Madan Puraskar Pustakalaya, one of the oldest libraries and archive centres of Nepal, is going online soon. More than 500 Nepali language literary works will be available at the click of a mouse.
Having introduced a new digitised archival system four years back, the library is now preparing to launch an online version. Dipak Aryal, research and publication director of the library, said the Pustakalaya is
all set to digitise all materials collected so far.
According to him, the library management is looking forward to manage periodicals, ephemera, audio/visuals, manuscripts and postage stamps, among others. “Our bid to systematise the record keeping will take place in several phases,” he said, adding that the management has already started recording books and photographs online.
Digitisation, already popular in libraries across the world, will largely help preserve and promote Nepali literature, say Pustakalaya officials. The library has already digitised almost 400 old Nepali books out of its total collection of 30,878, Aryal said. “The target is to record at least 500 books by next year.”
“We have also set up the same kind of mechanism to keep record of newspapers and journals,” he said. “Our recent record of newspapers include those that have already been torn or eaten up by insects.”
The Pustakalaya’s archive include each edition of more than 5,000 newspapers. Sub-editor at the library, Ananta Raj Koirala, said the old newspapers have been microfilmed to protect them from wear and tear.
“We haven’t been able to digitise those microfilmed old newspapers because of the lack of enough budget and necessary equipment,” he said. “Therefore, it may take a little bit long time to convert the old newspapers into digital form.”
Since last year the Pustakalaya has been keeping digital record of newspapers everyday. Koirala said the library digitises around 50 newspapers including weeklies everyday.
Apart from books and newspapers, the library has also uploaded more than 500 old photographs that comprises exclusive portraits of Nepali litterateurs and palaces built, among others. “The process of recording photographs will also gradually be speeded up.” Out of the collection of nearly 40,000 photographs, 15,000 are old and black and white photos. Digitisation of ephemera, audio/visuals, manuscripts and postage stamps has begun in earnest.
According to Aryal, the library has been using four cameras and three scanners to digitise the collected materials. The government has started allocating Rs 1 million budget to the Pustakalaya from last year. The Ministry of Education endorses budget as a part of conditional grants given to libraries, archives and other similar organisations.

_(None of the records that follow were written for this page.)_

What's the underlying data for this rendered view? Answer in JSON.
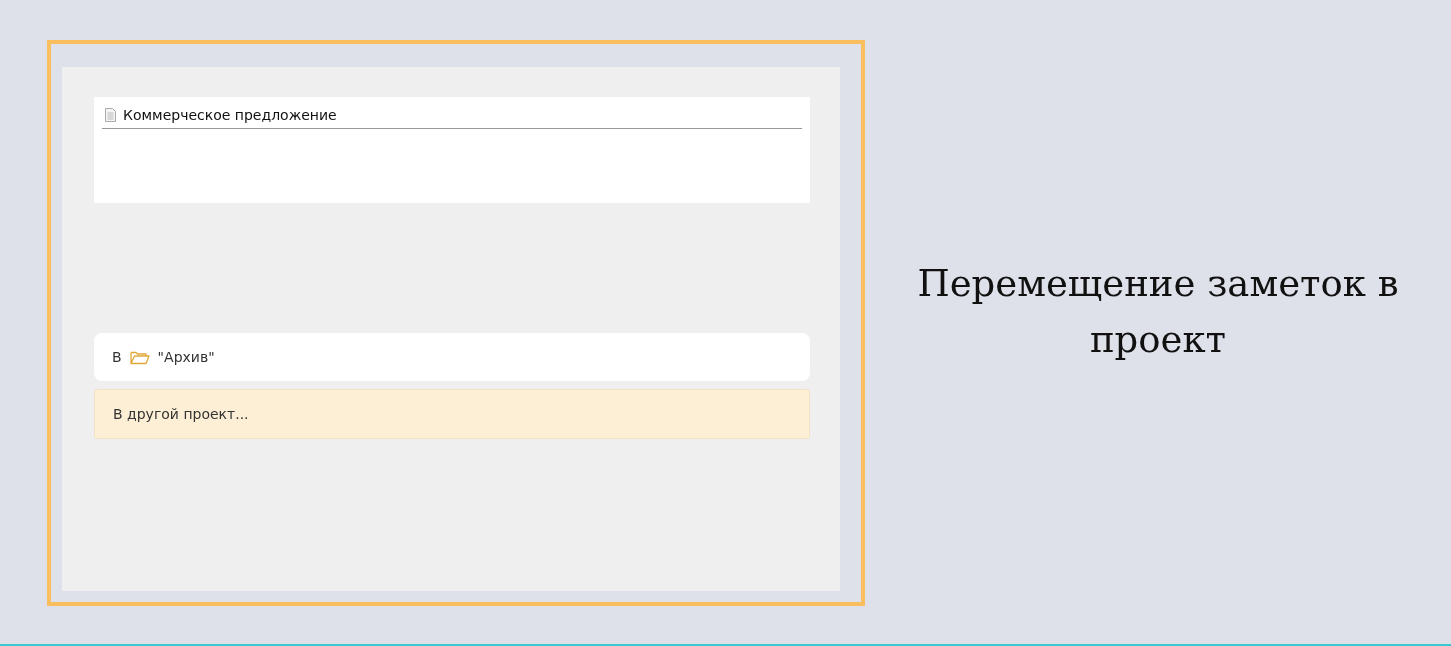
{
  "note": {
    "title": "Коммерческое предложение"
  },
  "menu": [
    {
      "kind": "project",
      "prefix": "В",
      "label": "\"Архив\"",
      "selected": false
    },
    {
      "kind": "other",
      "label": "В другой проект...",
      "selected": true
    }
  ],
  "caption": "Перемещение заметок в проект"
}
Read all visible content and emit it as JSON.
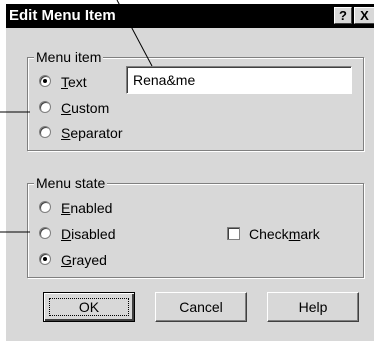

Aryal said the library has all that it requires to become a treasure trove of information and old literature. “But the government has to take necessary steps to develop Madan Puraskar Pustakalaya and make it as an important asset of the country,” he added.
(Source: The Kathmandu Post)